## Action item
Apart from the images, every record below must be given again without alteration.

## Records provided

------------------------

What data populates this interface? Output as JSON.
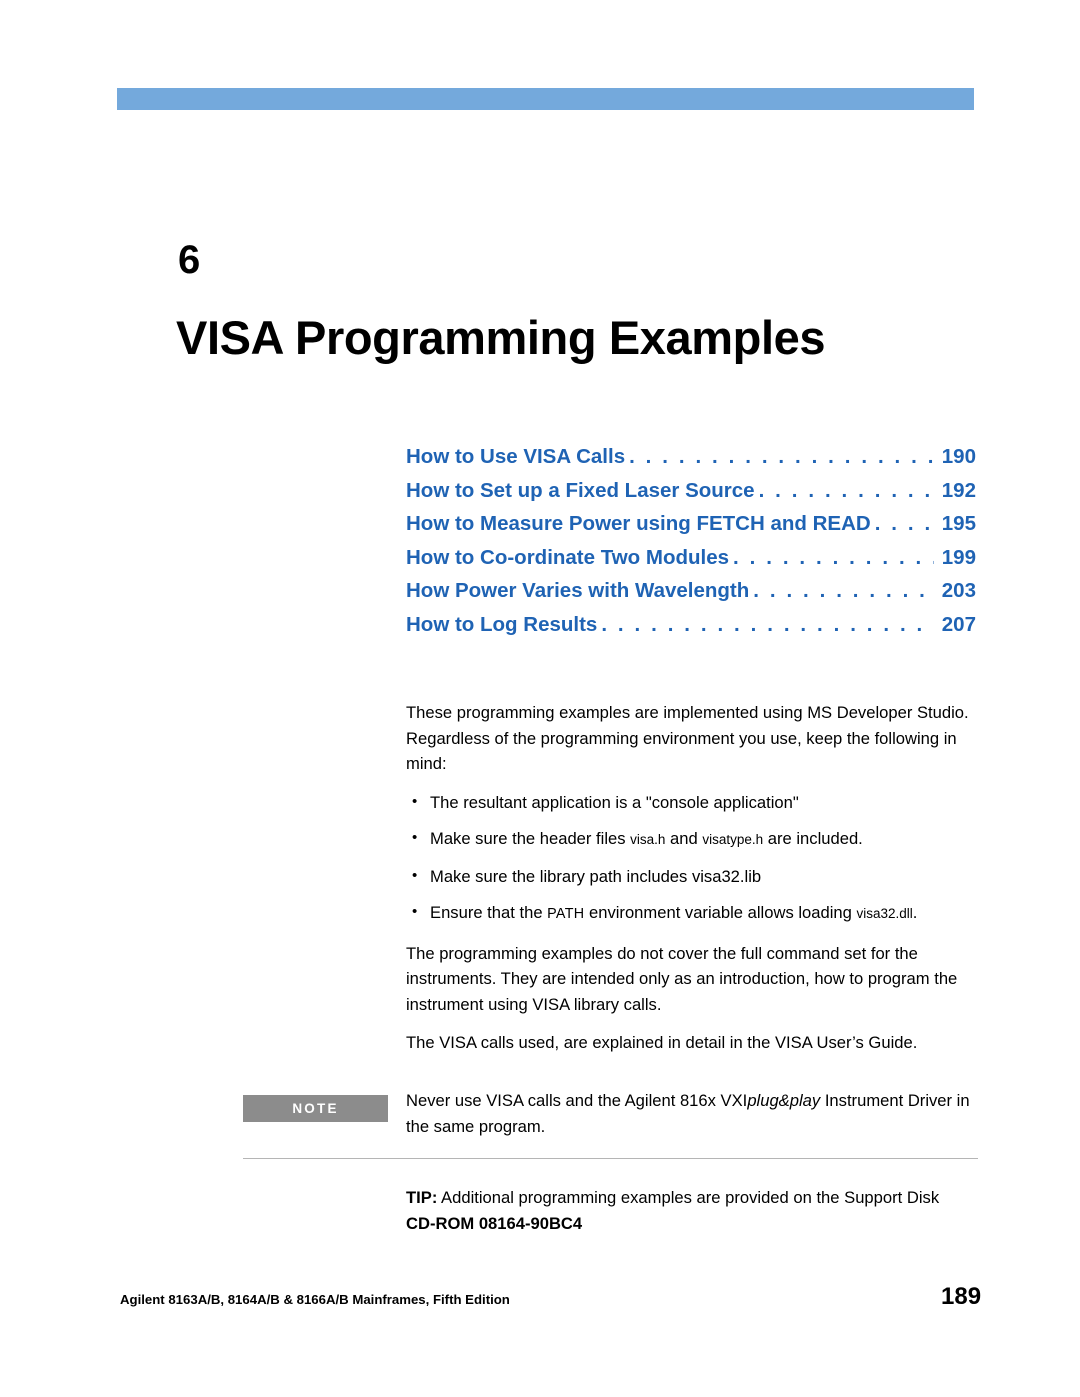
{
  "document": {
    "chapter_number": "6",
    "chapter_title": "VISA Programming Examples",
    "accent_color": "#74a9dc",
    "toc_color": "#1f63b4"
  },
  "toc": [
    {
      "label": "How to Use VISA Calls",
      "page": "190"
    },
    {
      "label": "How to Set up a Fixed Laser Source",
      "page": "192"
    },
    {
      "label": "How to Measure Power using FETCH and READ",
      "page": "195"
    },
    {
      "label": "How to Co-ordinate Two Modules",
      "page": "199"
    },
    {
      "label": "How Power Varies with Wavelength",
      "page": "203"
    },
    {
      "label": "How to Log Results",
      "page": "207"
    }
  ],
  "body": {
    "intro": "These programming examples are implemented using MS Developer Studio. Regardless of the programming environment you use, keep the following in mind:",
    "bullet1": "The resultant application is a \"console application\"",
    "bullet2_pre": "Make sure the header files ",
    "bullet2_code1": "visa.h",
    "bullet2_mid": " and ",
    "bullet2_code2": "visatype.h",
    "bullet2_post": " are included.",
    "bullet3": "Make sure the library path includes visa32.lib",
    "bullet4_pre": "Ensure that the ",
    "bullet4_sc": "PATH",
    "bullet4_mid": " environment variable allows loading ",
    "bullet4_code": "visa32.dll",
    "bullet4_post": ".",
    "para2": "The programming examples do not cover the full command set for the instruments. They are intended only as an introduction, how to program the instrument using VISA library calls.",
    "para3": "The VISA calls used, are explained in detail in the VISA User’s Guide."
  },
  "note": {
    "flag_label": "NOTE",
    "text_pre": "Never use VISA calls and the Agilent 816x VXI",
    "text_italic": "plug&play",
    "text_post": " Instrument Driver in the same program."
  },
  "tip": {
    "label": "TIP:",
    "text": " Additional programming examples are provided on the Support Disk",
    "line2": "CD-ROM 08164-90BC4"
  },
  "footer": {
    "left": "Agilent 8163A/B, 8164A/B & 8166A/B Mainframes, Fifth Edition",
    "page_number": "189"
  }
}
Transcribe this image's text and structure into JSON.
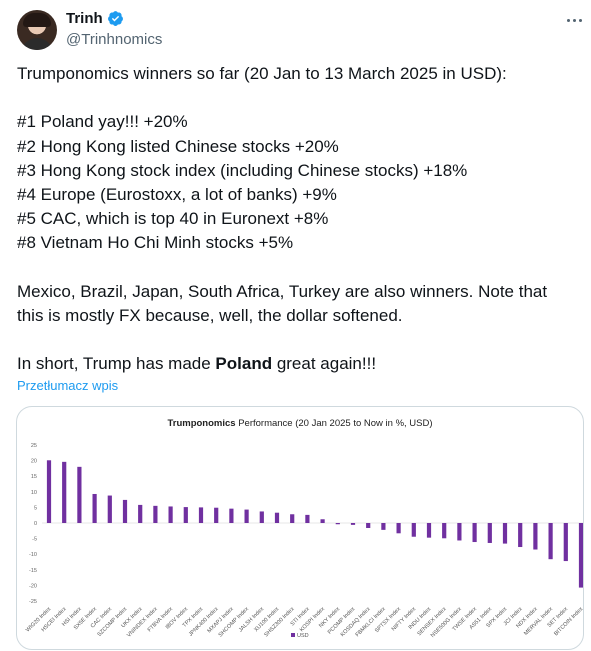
{
  "author": {
    "name": "Trinh",
    "handle": "@Trinhnomics"
  },
  "tweet": {
    "lines": [
      "Trumponomics winners so far (20 Jan to 13 March 2025 in USD):",
      "",
      "#1 Poland yay!!! +20%",
      "#2 Hong Kong listed Chinese stocks +20%",
      "#3 Hong Kong stock index (including Chinese stocks) +18%",
      "#4 Europe (Eurostoxx, a lot of banks) +9%",
      "#5 CAC, which is top 40 in Euronext +8%",
      "#8 Vietnam Ho Chi Minh stocks +5%",
      "",
      "Mexico, Brazil, Japan, South Africa, Turkey are also winners. Note that",
      "this is mostly FX because, well, the dollar softened.",
      ""
    ],
    "last_line_prefix": "In short, Trump has made ",
    "last_line_bold": "Poland",
    "last_line_suffix": " great again!!!",
    "translate_label": "Przetłumacz wpis"
  },
  "chart_data": {
    "type": "bar",
    "title_bold": "Trumponomics",
    "title_rest": " Performance  (20 Jan 2025 to Now in %, USD)",
    "legend": "USD",
    "ylim": [
      -25,
      25
    ],
    "yticks": [
      25,
      20,
      15,
      10,
      5,
      0,
      -5,
      -10,
      -15,
      -20,
      -25
    ],
    "bar_color": "#7030a0",
    "categories": [
      "WIG20 Index",
      "HSCEI Index",
      "HSI Index",
      "SX5E Index",
      "CAC Index",
      "SZCOMP Index",
      "UKX Index",
      "VNINDEX Index",
      "FTBVA Index",
      "IBOV Index",
      "TPX Index",
      "JPNK400 Index",
      "MXAPJ Index",
      "SHCOMP Index",
      "JALSH Index",
      "XU100 Index",
      "SHSZ300 Index",
      "STI Index",
      "KOSPI Index",
      "NKY Index",
      "PCOMP Index",
      "KOSDAQ Index",
      "FBMKLCI Index",
      "SPTSX Index",
      "NIFTY Index",
      "INDU Index",
      "SENSEX Index",
      "NSE500G Index",
      "TWSE Index",
      "AS51 Index",
      "SPX Index",
      "JCI Index",
      "NDX Index",
      "MERVAL Index",
      "SET Index",
      "BITCOIN Index"
    ],
    "values": [
      20.1,
      19.6,
      18.0,
      9.3,
      8.8,
      7.4,
      5.8,
      5.5,
      5.3,
      5.1,
      5.0,
      4.9,
      4.6,
      4.3,
      3.7,
      3.3,
      2.8,
      2.6,
      1.2,
      -0.4,
      -0.6,
      -1.6,
      -2.2,
      -3.3,
      -4.4,
      -4.7,
      -4.9,
      -5.6,
      -6.1,
      -6.4,
      -6.6,
      -7.7,
      -8.5,
      -11.6,
      -12.2,
      -20.7
    ]
  }
}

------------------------

## Output
What data populates this interface? Output as JSON.
{
  "document": {
    "chapter_number": "6",
    "chapter_title": "VISA Programming Examples",
    "accent_color": "#74a9dc",
    "toc_color": "#1f63b4"
  },
  "toc": [
    {
      "label": "How to Use VISA Calls",
      "page": "190"
    },
    {
      "label": "How to Set up a Fixed Laser Source",
      "page": "192"
    },
    {
      "label": "How to Measure Power using FETCH and READ",
      "page": "195"
    },
    {
      "label": "How to Co-ordinate Two Modules",
      "page": "199"
    },
    {
      "label": "How Power Varies with Wavelength",
      "page": "203"
    },
    {
      "label": "How to Log Results",
      "page": "207"
    }
  ],
  "body": {
    "intro": "These programming examples are implemented using MS Developer Studio. Regardless of the programming environment you use, keep the following in mind:",
    "bullet1": "The resultant application is a \"console application\"",
    "bullet2_pre": "Make sure the header files ",
    "bullet2_code1": "visa.h",
    "bullet2_mid": " and ",
    "bullet2_code2": "visatype.h",
    "bullet2_post": " are included.",
    "bullet3": "Make sure the library path includes visa32.lib",
    "bullet4_pre": "Ensure that the ",
    "bullet4_sc": "PATH",
    "bullet4_mid": " environment variable allows loading ",
    "bullet4_code": "visa32.dll",
    "bullet4_post": ".",
    "para2": "The programming examples do not cover the full command set for the instruments. They are intended only as an introduction, how to program the instrument using VISA library calls.",
    "para3": "The VISA calls used, are explained in detail in the VISA User’s Guide."
  },
  "note": {
    "flag_label": "NOTE",
    "text_pre": "Never use VISA calls and the Agilent 816x VXI",
    "text_italic": "plug&play",
    "text_post": " Instrument Driver in the same program."
  },
  "tip": {
    "label": "TIP:",
    "text": " Additional programming examples are provided on the Support Disk",
    "line2": "CD-ROM 08164-90BC4"
  },
  "footer": {
    "left": "Agilent 8163A/B, 8164A/B & 8166A/B Mainframes, Fifth Edition",
    "page_number": "189"
  }
}
Transcribe this image's text and structure into JSON.
{
  "author": {
    "name": "Trinh",
    "handle": "@Trinhnomics"
  },
  "tweet": {
    "lines": [
      "Trumponomics winners so far (20 Jan to 13 March 2025 in USD):",
      "",
      "#1 Poland yay!!! +20%",
      "#2 Hong Kong listed Chinese stocks +20%",
      "#3 Hong Kong stock index (including Chinese stocks) +18%",
      "#4 Europe (Eurostoxx, a lot of banks) +9%",
      "#5 CAC, which is top 40 in Euronext +8%",
      "#8 Vietnam Ho Chi Minh stocks +5%",
      "",
      "Mexico, Brazil, Japan, South Africa, Turkey are also winners. Note that",
      "this is mostly FX because, well, the dollar softened.",
      ""
    ],
    "last_line_prefix": "In short, Trump has made ",
    "last_line_bold": "Poland",
    "last_line_suffix": " great again!!!",
    "translate_label": "Przetłumacz wpis"
  },
  "chart_data": {
    "type": "bar",
    "title_bold": "Trumponomics",
    "title_rest": " Performance  (20 Jan 2025 to Now in %, USD)",
    "legend": "USD",
    "ylim": [
      -25,
      25
    ],
    "yticks": [
      25,
      20,
      15,
      10,
      5,
      0,
      -5,
      -10,
      -15,
      -20,
      -25
    ],
    "bar_color": "#7030a0",
    "categories": [
      "WIG20 Index",
      "HSCEI Index",
      "HSI Index",
      "SX5E Index",
      "CAC Index",
      "SZCOMP Index",
      "UKX Index",
      "VNINDEX Index",
      "FTBVA Index",
      "IBOV Index",
      "TPX Index",
      "JPNK400 Index",
      "MXAPJ Index",
      "SHCOMP Index",
      "JALSH Index",
      "XU100 Index",
      "SHSZ300 Index",
      "STI Index",
      "KOSPI Index",
      "NKY Index",
      "PCOMP Index",
      "KOSDAQ Index",
      "FBMKLCI Index",
      "SPTSX Index",
      "NIFTY Index",
      "INDU Index",
      "SENSEX Index",
      "NSE500G Index",
      "TWSE Index",
      "AS51 Index",
      "SPX Index",
      "JCI Index",
      "NDX Index",
      "MERVAL Index",
      "SET Index",
      "BITCOIN Index"
    ],
    "values": [
      20.1,
      19.6,
      18.0,
      9.3,
      8.8,
      7.4,
      5.8,
      5.5,
      5.3,
      5.1,
      5.0,
      4.9,
      4.6,
      4.3,
      3.7,
      3.3,
      2.8,
      2.6,
      1.2,
      -0.4,
      -0.6,
      -1.6,
      -2.2,
      -3.3,
      -4.4,
      -4.7,
      -4.9,
      -5.6,
      -6.1,
      -6.4,
      -6.6,
      -7.7,
      -8.5,
      -11.6,
      -12.2,
      -20.7
    ]
  }
}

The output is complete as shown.